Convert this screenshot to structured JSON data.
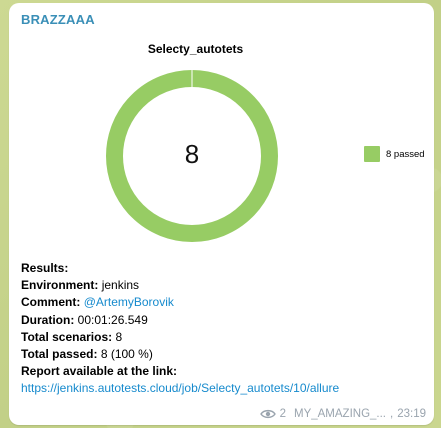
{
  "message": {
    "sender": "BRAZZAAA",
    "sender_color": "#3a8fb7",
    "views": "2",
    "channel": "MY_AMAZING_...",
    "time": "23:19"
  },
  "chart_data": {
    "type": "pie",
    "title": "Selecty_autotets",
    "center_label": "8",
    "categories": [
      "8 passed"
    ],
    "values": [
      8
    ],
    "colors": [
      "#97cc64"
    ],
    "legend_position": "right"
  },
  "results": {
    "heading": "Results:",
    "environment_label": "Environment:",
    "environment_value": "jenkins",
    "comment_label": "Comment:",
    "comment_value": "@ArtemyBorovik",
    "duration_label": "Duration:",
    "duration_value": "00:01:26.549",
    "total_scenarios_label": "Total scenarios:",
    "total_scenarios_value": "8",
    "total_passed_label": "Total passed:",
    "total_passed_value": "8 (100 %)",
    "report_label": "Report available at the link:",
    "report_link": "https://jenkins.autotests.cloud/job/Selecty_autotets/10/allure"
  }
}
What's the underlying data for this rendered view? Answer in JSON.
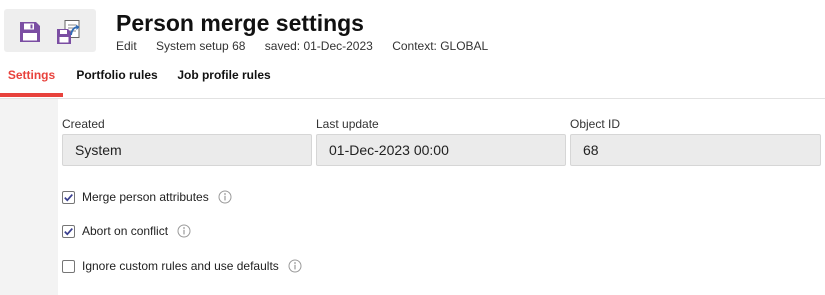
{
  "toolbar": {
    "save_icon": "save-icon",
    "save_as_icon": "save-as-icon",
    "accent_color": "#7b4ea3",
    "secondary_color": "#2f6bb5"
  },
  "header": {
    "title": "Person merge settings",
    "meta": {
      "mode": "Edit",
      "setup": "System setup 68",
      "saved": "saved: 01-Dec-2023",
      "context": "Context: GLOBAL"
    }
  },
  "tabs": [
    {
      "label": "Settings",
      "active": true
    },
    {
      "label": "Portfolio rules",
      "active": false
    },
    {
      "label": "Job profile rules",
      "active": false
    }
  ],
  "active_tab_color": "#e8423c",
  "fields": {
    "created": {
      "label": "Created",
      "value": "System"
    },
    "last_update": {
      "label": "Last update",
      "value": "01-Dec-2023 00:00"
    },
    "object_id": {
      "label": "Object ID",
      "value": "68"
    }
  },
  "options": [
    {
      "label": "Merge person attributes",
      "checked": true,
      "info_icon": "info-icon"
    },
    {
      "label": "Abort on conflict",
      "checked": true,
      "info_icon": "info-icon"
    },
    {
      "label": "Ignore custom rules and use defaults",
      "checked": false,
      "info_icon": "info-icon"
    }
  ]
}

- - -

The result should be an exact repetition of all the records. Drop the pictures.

Written solution:
Convert this screenshot to structured JSON data.
{
  "message": {
    "sender": "BRAZZAAA",
    "sender_color": "#3a8fb7",
    "views": "2",
    "channel": "MY_AMAZING_...",
    "time": "23:19"
  },
  "chart_data": {
    "type": "pie",
    "title": "Selecty_autotets",
    "center_label": "8",
    "categories": [
      "8 passed"
    ],
    "values": [
      8
    ],
    "colors": [
      "#97cc64"
    ],
    "legend_position": "right"
  },
  "results": {
    "heading": "Results:",
    "environment_label": "Environment:",
    "environment_value": "jenkins",
    "comment_label": "Comment:",
    "comment_value": "@ArtemyBorovik",
    "duration_label": "Duration:",
    "duration_value": "00:01:26.549",
    "total_scenarios_label": "Total scenarios:",
    "total_scenarios_value": "8",
    "total_passed_label": "Total passed:",
    "total_passed_value": "8 (100 %)",
    "report_label": "Report available at the link:",
    "report_link": "https://jenkins.autotests.cloud/job/Selecty_autotets/10/allure"
  }
}
What's the underlying data for this rendered view? Answer in JSON.
{
  "toolbar": {
    "save_icon": "save-icon",
    "save_as_icon": "save-as-icon",
    "accent_color": "#7b4ea3",
    "secondary_color": "#2f6bb5"
  },
  "header": {
    "title": "Person merge settings",
    "meta": {
      "mode": "Edit",
      "setup": "System setup 68",
      "saved": "saved: 01-Dec-2023",
      "context": "Context: GLOBAL"
    }
  },
  "tabs": [
    {
      "label": "Settings",
      "active": true
    },
    {
      "label": "Portfolio rules",
      "active": false
    },
    {
      "label": "Job profile rules",
      "active": false
    }
  ],
  "active_tab_color": "#e8423c",
  "fields": {
    "created": {
      "label": "Created",
      "value": "System"
    },
    "last_update": {
      "label": "Last update",
      "value": "01-Dec-2023 00:00"
    },
    "object_id": {
      "label": "Object ID",
      "value": "68"
    }
  },
  "options": [
    {
      "label": "Merge person attributes",
      "checked": true,
      "info_icon": "info-icon"
    },
    {
      "label": "Abort on conflict",
      "checked": true,
      "info_icon": "info-icon"
    },
    {
      "label": "Ignore custom rules and use defaults",
      "checked": false,
      "info_icon": "info-icon"
    }
  ]
}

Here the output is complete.